But even without that much of a life, how do you manage all these things?
I’ve just got very good at working in the cracks of other projects. So while I’m doing one thing, I can usually be trying to do two other things at the same time. And I got very good at working in hotels. And I got very good at working on the airplane. And I got very good at working when I shouldn’t work any more (laugh). A lot of people are very sensitive, they’re like “I can’t work when I’m at home”, or “I need all my things”, and I’m really like, if I have got my laptop, and probably an internet connection, I can be working. I really don’t need almost anything else. In a way that’s how my work has evolved. It’s grown to fit into this circumstance where there’s a lot of things going on. I tend to find time in and around, in the cracks.
I don’t know how it feels for you, but for me Forced Entertainment is a very famous group. How does it feel, and what does it mean?Does it translate into, say, people recognizing you, and writing you e-mails...?
[This is where my minidisk ended. And I didn’t dare to admit it or interrupt my famous interlocutor. So for a few minutes, as I was trying to find an alternative way of recording, I wrote down whatever I could catch from Tim’s answer. Here is what is left:]
...a bit of e-mails...
...within a context...
...we have a profile...
...but the context is hopelessly small...
...In the real world, nobody heard of us.
[back to recorded dialogue]
Do you think there’s an alternative to this? Some solution, some way the independent theater can get through?
I think no. In our work there’s a sort of fundamental awkwardness. And this awkwardness is what stops it from traveling or progressing into the main stream too far. Because there is always something a little bit uncomfortable, or a little bit difficult, or a little bit confrontational... Whichever way you look at it, one of the interests in what we do is in creating a certain kind of uncertainty, or putting pressure on the audience.
For a lot of people that’s hugely enjoyable and valuable: that’s what they want. That’s why they keep coming to see us.
Maybe it has also to do with the way that the work is marketed or positioned in the culture, but this awkwardness is a bit of a problem. I mean, I don’t think it’s a problem, but if what you wanted was a broader, bigger, more popular base for this work, than that’s the thing that would screw you.
But I think that’s actually pretty key to what we do, so I don’t really see that changing.
We’re not Complicite.
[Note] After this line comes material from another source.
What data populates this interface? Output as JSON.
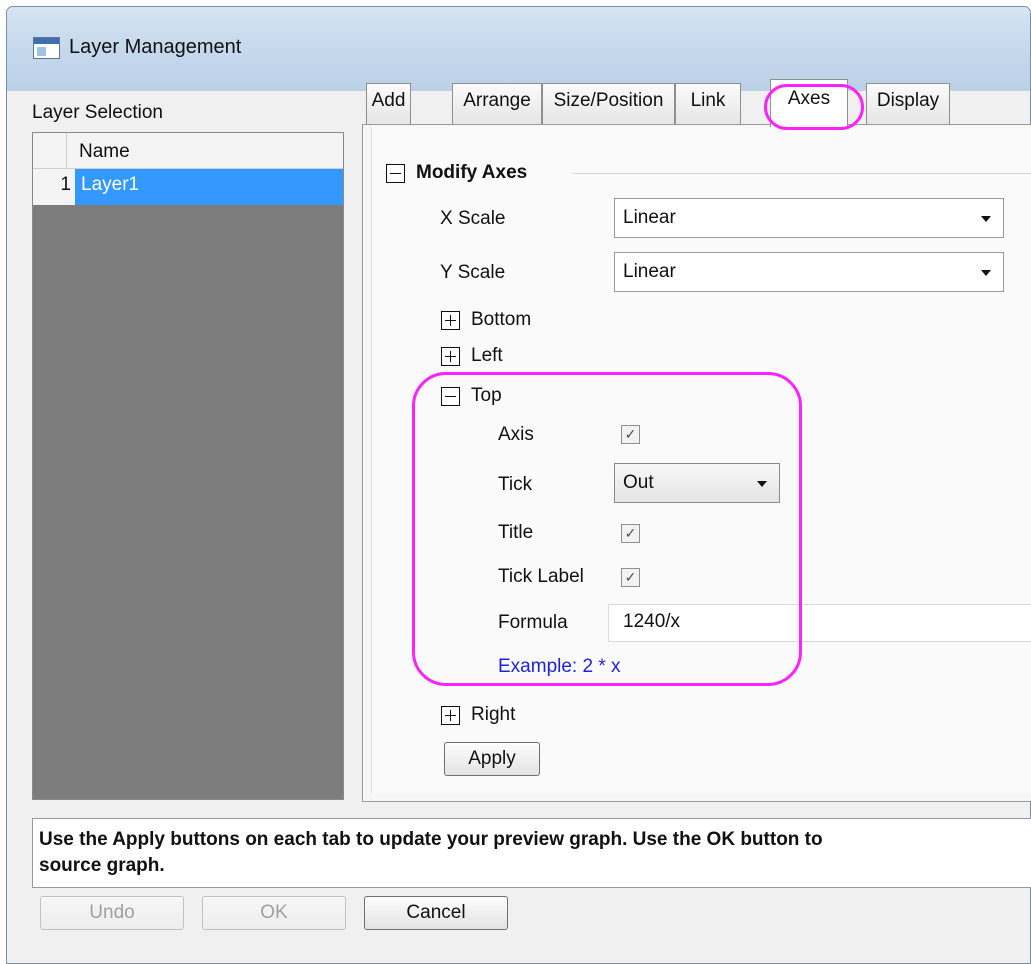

Complicite, in the end, can do a deal with the National Theatre in London and there’s nothing really threatening there. There’s nothing really difficult. It’s interesting, it’s sort of experimental, it’s got ideas in it...
But it doesn’t make you feel... weird (laughs). Or, it doesn’t give you a hard time. And even if we want to make very nice, funny , popular thing, which we sometimes say that’s what we’d like to do, but there’s something about us and the work that we do that can’t resist the temptation to make life difficult. So I think that’s the thing that at one level sets us into the way the work could go. Maybe.
This sounds like a pretty dramatic choice.
It’s not really a choice. It’s about making the work that you want to make. And about making the kind of interventions with your work that are important to you. If I look around, maybe in some of the work that follows us, I can think: yes, maybe it’s quite good at following the formal strategy that we make, but what it lacks is that difficulty - and that’s what I really can’t bear about it - I’m not interested any more. I’m interested in causing trouble at a certain level.
And don’t you ever get tired of causing trouble?
No! (laughs) Well, maybe. Yeah, I don’t know. Apparently not. (laughs slyly)
Maybe we get better at causing trouble, and trying to do that in a way that brings people along with you. We’re not talking about some sort of idiotic attempt to shock or drive the audience out of the theatre. For me, shows like Bloody Mess, or The World in Pictures, or First Night, what they’re trying to do is to work in a very seducing and comical and playful way with theater, and at the same time take audiences into trouble, take them into difficult places. For me, this balance, this attempt at doing both of those things at the same tame, that’s what is really important.